Aim of the task
Reproduce the listing in full. Omit the pictures.
***
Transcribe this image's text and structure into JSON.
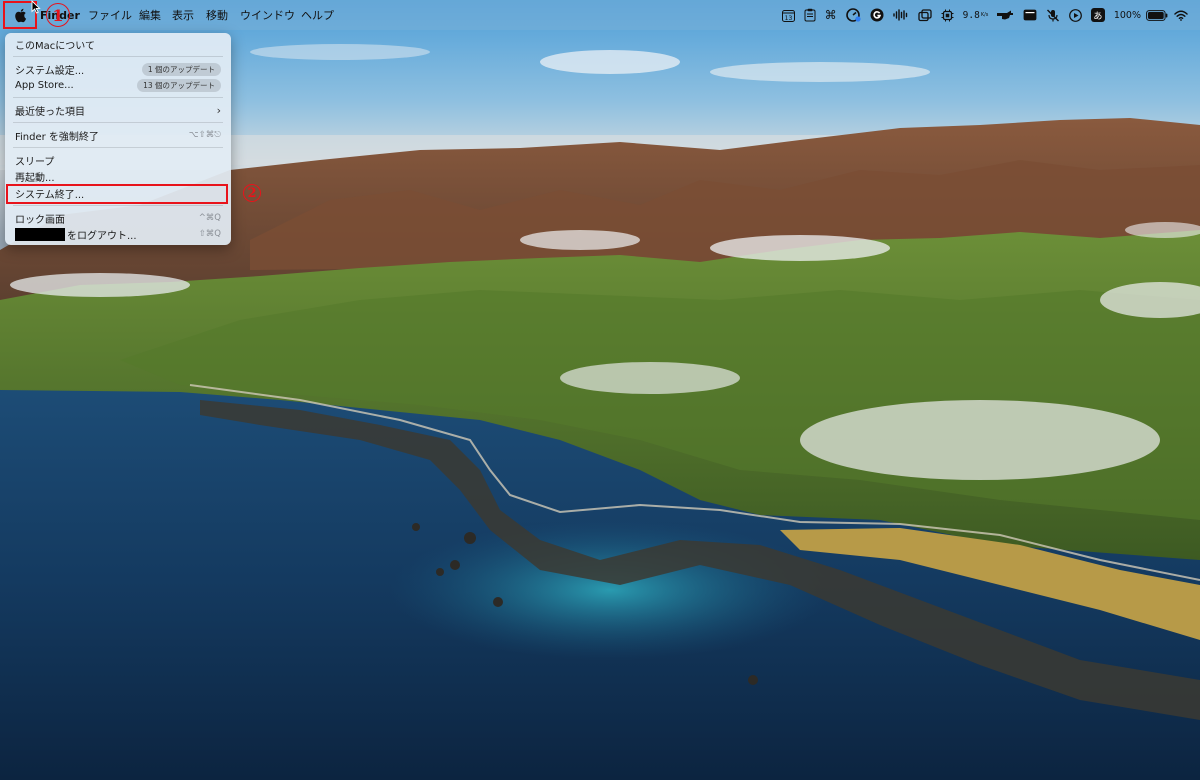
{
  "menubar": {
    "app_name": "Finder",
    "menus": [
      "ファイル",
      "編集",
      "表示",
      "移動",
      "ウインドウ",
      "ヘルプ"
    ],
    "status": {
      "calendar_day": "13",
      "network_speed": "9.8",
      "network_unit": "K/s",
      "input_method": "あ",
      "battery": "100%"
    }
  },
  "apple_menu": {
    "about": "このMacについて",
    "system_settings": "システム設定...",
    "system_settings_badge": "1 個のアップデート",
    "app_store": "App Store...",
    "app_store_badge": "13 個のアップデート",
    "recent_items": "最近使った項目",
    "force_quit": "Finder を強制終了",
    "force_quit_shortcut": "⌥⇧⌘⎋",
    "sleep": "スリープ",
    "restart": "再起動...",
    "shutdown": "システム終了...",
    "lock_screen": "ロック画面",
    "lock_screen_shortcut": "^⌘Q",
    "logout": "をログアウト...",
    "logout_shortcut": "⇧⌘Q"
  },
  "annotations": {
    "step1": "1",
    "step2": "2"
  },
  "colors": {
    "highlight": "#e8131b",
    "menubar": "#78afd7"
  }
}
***
The completed task
Transcribe this image's text and structure into JSON.
{
  "menubar": {
    "app_name": "Finder",
    "menus": [
      "ファイル",
      "編集",
      "表示",
      "移動",
      "ウインドウ",
      "ヘルプ"
    ],
    "status": {
      "calendar_day": "13",
      "network_speed": "9.8",
      "network_unit": "K/s",
      "input_method": "あ",
      "battery": "100%"
    }
  },
  "apple_menu": {
    "about": "このMacについて",
    "system_settings": "システム設定...",
    "system_settings_badge": "1 個のアップデート",
    "app_store": "App Store...",
    "app_store_badge": "13 個のアップデート",
    "recent_items": "最近使った項目",
    "force_quit": "Finder を強制終了",
    "force_quit_shortcut": "⌥⇧⌘⎋",
    "sleep": "スリープ",
    "restart": "再起動...",
    "shutdown": "システム終了...",
    "lock_screen": "ロック画面",
    "lock_screen_shortcut": "^⌘Q",
    "logout": "をログアウト...",
    "logout_shortcut": "⇧⌘Q"
  },
  "annotations": {
    "step1": "1",
    "step2": "2"
  },
  "colors": {
    "highlight": "#e8131b",
    "menubar": "#78afd7"
  }
}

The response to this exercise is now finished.